The thief who robbed Steve Jobs' home in July may not have been clowning around. But one of the iPads he stole ended up doing so.
Professional entertainer "Kenny the Clown" reportedly received the hot iPad from a friend, 35-year-old Kariem McFarlin, who has confessed to the crime and is being held in jail in lieu of bail before he appears in court on Monday.
Jobs' Palo Alto home was robbed on July 17 of more than $60,000 in computers and other items, the Santa Clara County District Attorney's office revealed on Tuesday. The burglar was caught only after powering up the computers he had snatched, which communicated with Apple servers for updates.
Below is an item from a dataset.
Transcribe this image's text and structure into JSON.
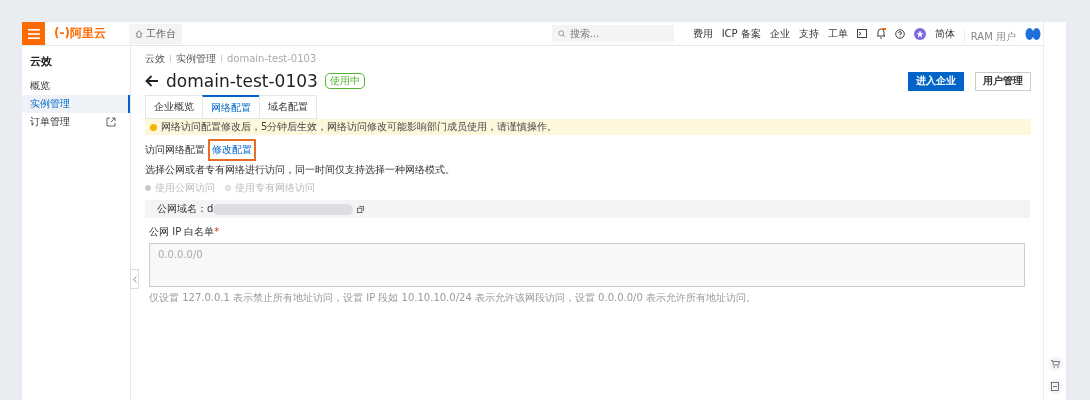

That process alerted Apple security people and the local police, who tracked the stolen goods to the source.
Kenny the Clown, whose real name is Kenneth Kahn, said he had no idea that the iPad was stolen or that it had belonged to Steve Jobs, according to the San Jose Mercury News. Kahn had actually been using the tablet to play songs for kids during his clown performances.
Reportedly, it wasn't until police took custody of the iPad and McFarlin was arrested for the crime that Kahn realized he was using stolen merchandise once owned by the late Apple chief in his act. He said he simply assumed that McFarlin had bought a new iPad and was giving away his old one to a friend, the Mercury News said.
The two men apparently met and became friends more than 10 years ago when Kahn had coached McFarlin on the Encinal High School basketball team in Alameda, Calif. Kahn's Twitter page describes him as a professional clown, mayorial candidate, and substitute school teacher.
However, the story does seem a bit fishy.
After McFarlin was arrested, he reportedly said he robbed the house because he was homeless, in "dire straits," and living out of his
car. But why would a supposedly homeless man give away his stolen goods for free? And if the accused McFarlin were homeless, wouldn't Kahn be a tad suspicious after receiving a free iPad from his friend?
McFarlin was also originally scheduled to be represented by a public defender.
But now the defendant reportedly will be represented by a private attorney, who wants to remain anonymous until Monday's hearing, the Mercury News added.
What started out as a seemingly simple robbery seems to be shaping up into something stranger and stranger.